    A U.S. trade commission on Friday handed an unexpected victory to Bombardier Inc against Boeing Co, in a ruling that allows the Canadian company to sell its newest jets to U.S. airlines without heavy duties, sending Bombardier’s shares up 15 percent.
    The U.S. International Trade Commission’s unanimous decision is the latest twist in U.S.-Canadian trade relations that have been complicated by disputes over tariffs on Canadian lumber and U.S. milk and President Donald Trump’s desire to renegotiate or even abandon the North American Free Trade Agreement (NAFTA).
    Trump, who did not weigh in on the dispute personally, took his “America First” message to the world’s elite on Friday, telling a summit that the United States would “no longer turn a blind eye” to what he described as unfair trade practices.
    The ITC commissioners voted 4-0 that Bombardier’s prices did not harm Boeing and discarded a U.S. Commerce Department recommendation to slap a near 300 percent duty on sales of the company’s 110-to-130-seat CSeries jets for five years. It did not give a reason immediately.
    U.S. Commerce Secretary Wilbur Ross said in a statement that the commission’s finding “shows how robust our system of checks and balances is.”
    Boeing’s shares closed flat.
    “It’s reassuring to see that facts and evidence matter,” said Chad Bown, a senior fellow at the Peterson Institute for International Economics in Washington. “This part of the trade policy process works unimpeded despite President Trump’s protectionist rhetoric.”
    The decision will also help Bombardier sell the CSeries in the United States by removing “a huge amount of uncertainty,” at a time when its Brazilian rival Embraer is bringing its new E190-E2 jet to market, a source familiar with the Canadian plane and train maker’s thinking said.
    The ITC had been expected to side with Chicago-based Boeing. The company alleged it was forced to discount its 737 narrow-bodies to compete with Bombardier, which it said used government subsidies to dump the CSeries during the 2016 sale of 75 jets at “absurdly low” prices to Delta Air Lines.
    Bombardier called the trade case self-serving after Boeing revealed on Dec. 21 that it was discussing a “potential combination” with Embraer.
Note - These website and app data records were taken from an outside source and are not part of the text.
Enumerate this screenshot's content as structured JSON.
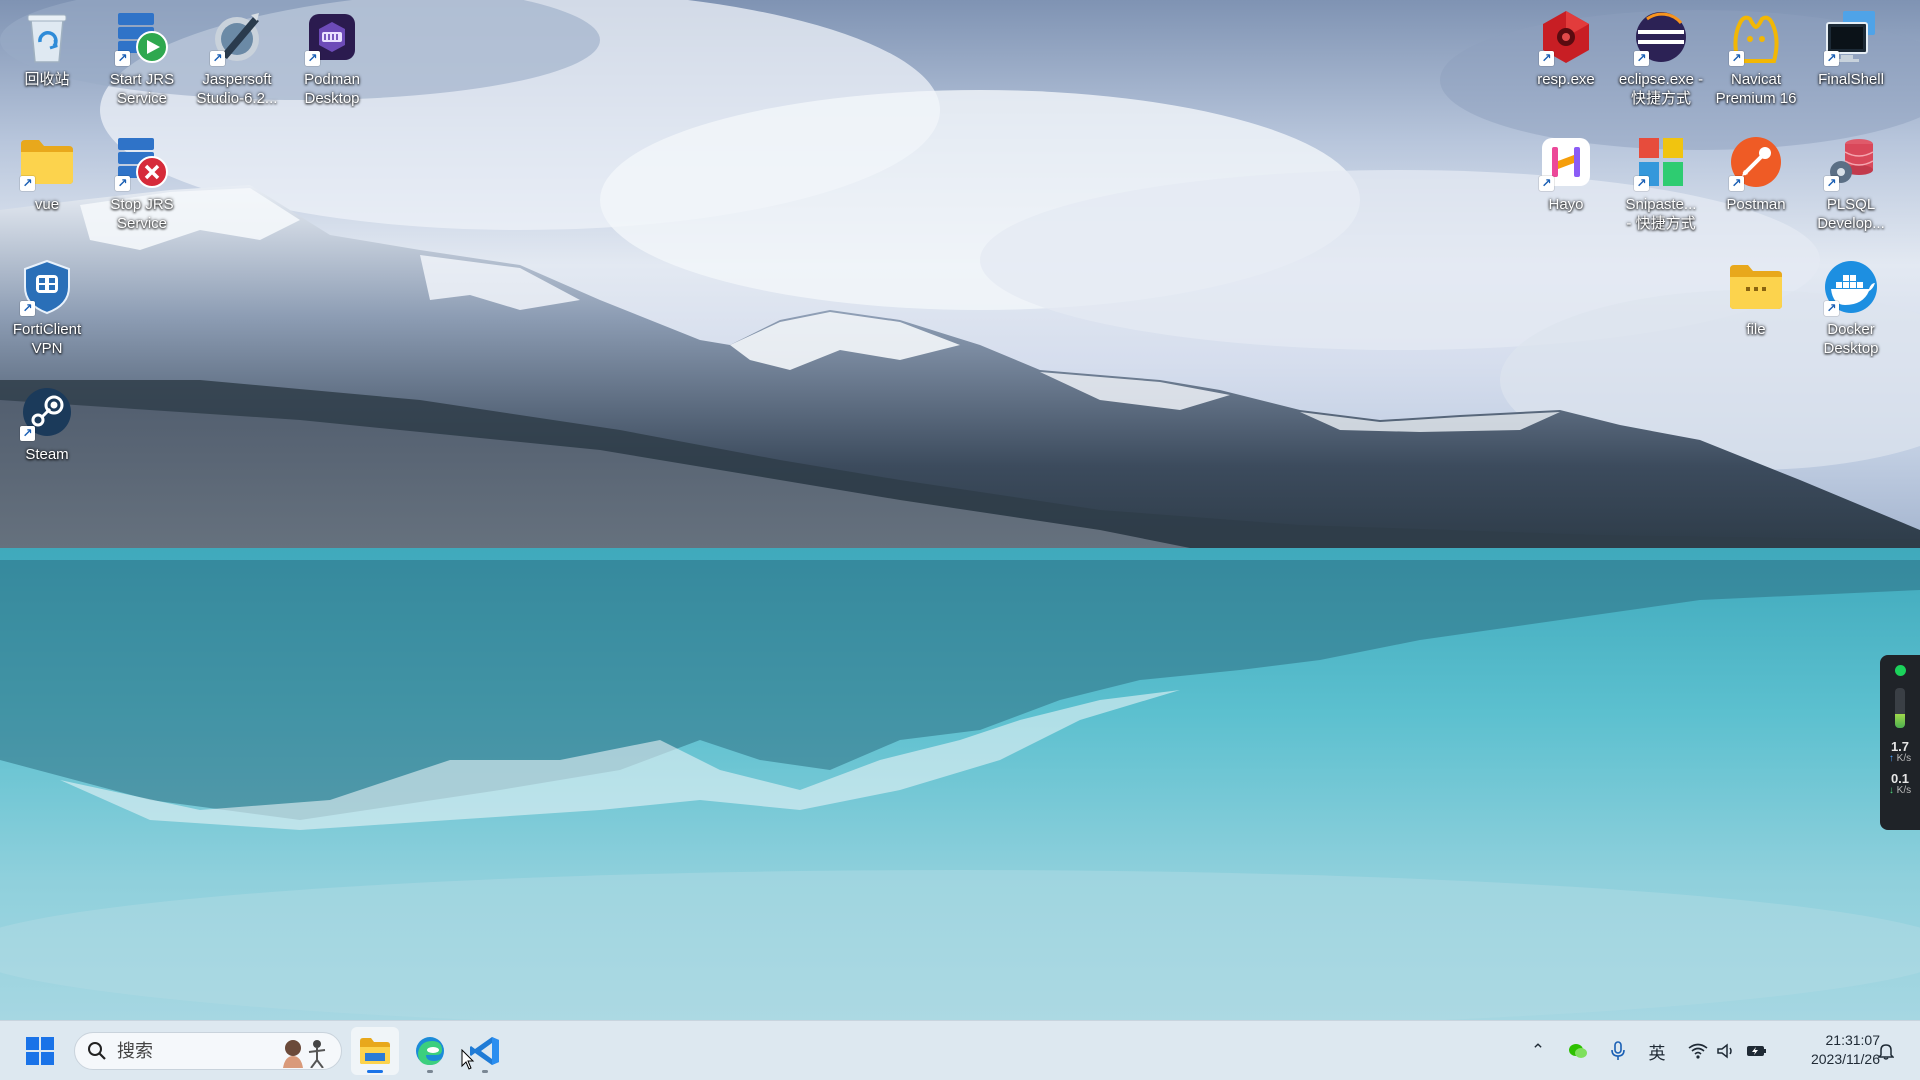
{
  "desktop": {
    "icons": [
      {
        "id": "recycle-bin",
        "label": "回收站",
        "shortcut": false
      },
      {
        "id": "start-jrs",
        "label": "Start JRS\nService",
        "shortcut": true
      },
      {
        "id": "jaspersoft",
        "label": "Jaspersoft\nStudio-6.2...",
        "shortcut": true
      },
      {
        "id": "podman",
        "label": "Podman\nDesktop",
        "shortcut": true
      },
      {
        "id": "vue",
        "label": "vue",
        "shortcut": true
      },
      {
        "id": "stop-jrs",
        "label": "Stop JRS\nService",
        "shortcut": true
      },
      {
        "id": "forticlient",
        "label": "FortiClient\nVPN",
        "shortcut": true
      },
      {
        "id": "steam",
        "label": "Steam",
        "shortcut": true
      },
      {
        "id": "resp",
        "label": "resp.exe",
        "shortcut": true
      },
      {
        "id": "eclipse",
        "label": "eclipse.exe -\n快捷方式",
        "shortcut": true
      },
      {
        "id": "navicat",
        "label": "Navicat\nPremium 16",
        "shortcut": true
      },
      {
        "id": "finalshell",
        "label": "FinalShell",
        "shortcut": true
      },
      {
        "id": "hayo",
        "label": "Hayo",
        "shortcut": true
      },
      {
        "id": "snipaste",
        "label": "Snipaste...\n- 快捷方式",
        "shortcut": true
      },
      {
        "id": "postman",
        "label": "Postman",
        "shortcut": true
      },
      {
        "id": "plsql",
        "label": "PLSQL\nDevelop...",
        "shortcut": true
      },
      {
        "id": "file",
        "label": "file",
        "shortcut": false
      },
      {
        "id": "docker",
        "label": "Docker\nDesktop",
        "shortcut": true
      }
    ]
  },
  "taskbar": {
    "search_placeholder": "搜索",
    "apps": [
      {
        "id": "file-explorer",
        "active": true
      },
      {
        "id": "edge",
        "active": false
      },
      {
        "id": "vscode",
        "active": false
      }
    ],
    "tray": {
      "ime_label": "英",
      "time": "21:31:07",
      "date": "2023/11/26"
    }
  },
  "net_widget": {
    "upload_value": "1.7",
    "upload_unit": "K/s",
    "download_value": "0.1",
    "download_unit": "K/s",
    "level": 0.35
  }
}
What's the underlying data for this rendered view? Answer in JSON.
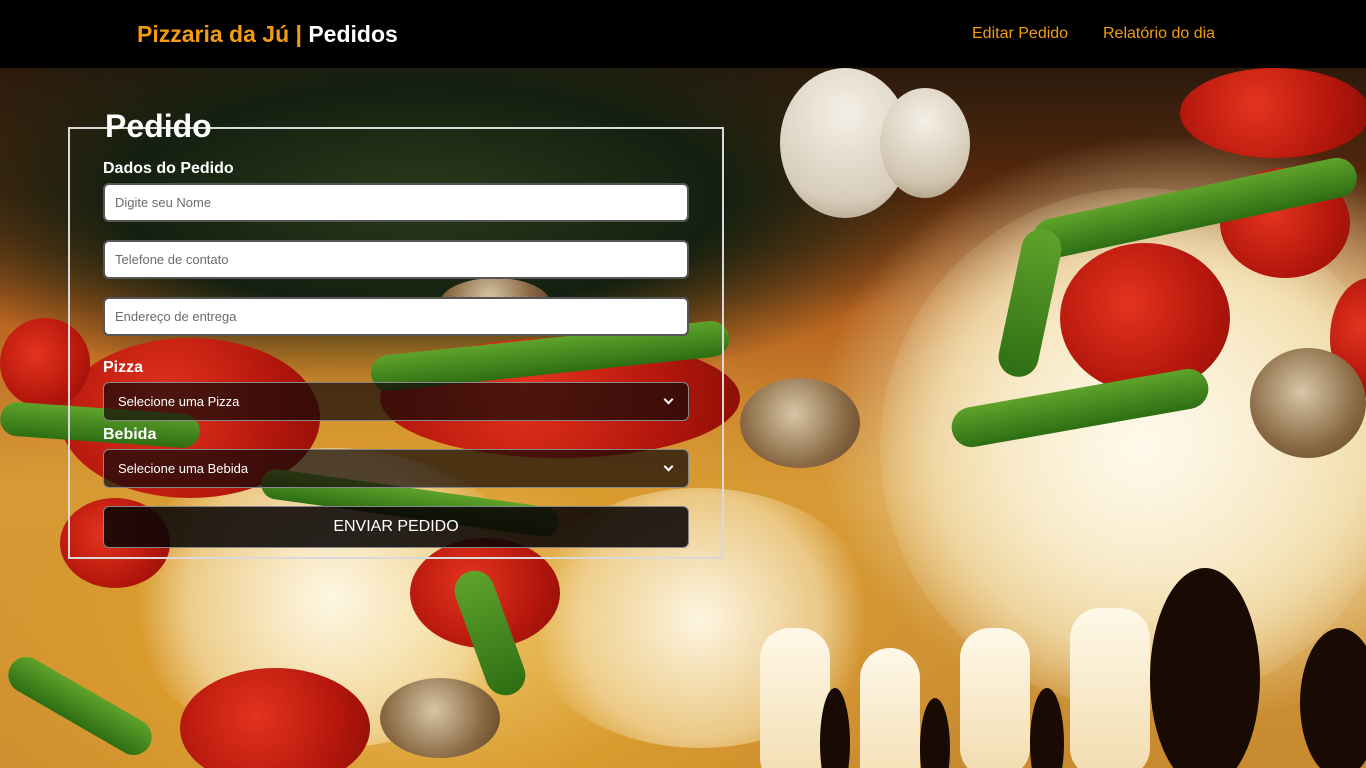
{
  "header": {
    "brand_accent": "Pizzaria da Jú |",
    "brand_white": "Pedidos",
    "nav": [
      {
        "label": "Editar Pedido"
      },
      {
        "label": "Relatório do dia"
      }
    ]
  },
  "form": {
    "legend": "Pedido",
    "section_title": "Dados do Pedido",
    "inputs": {
      "name_placeholder": "Digite seu Nome",
      "phone_placeholder": "Telefone de contato",
      "address_placeholder": "Endereço de entrega"
    },
    "pizza_label": "Pizza",
    "pizza_selected": "Selecione uma Pizza",
    "drink_label": "Bebida",
    "drink_selected": "Selecione uma Bebida",
    "submit_label": "ENVIAR PEDIDO"
  },
  "colors": {
    "accent": "#f39c12",
    "header_bg": "#000000",
    "text": "#ffffff"
  }
}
Boeing denied the trade case was motivated by those talks.
    Reuters.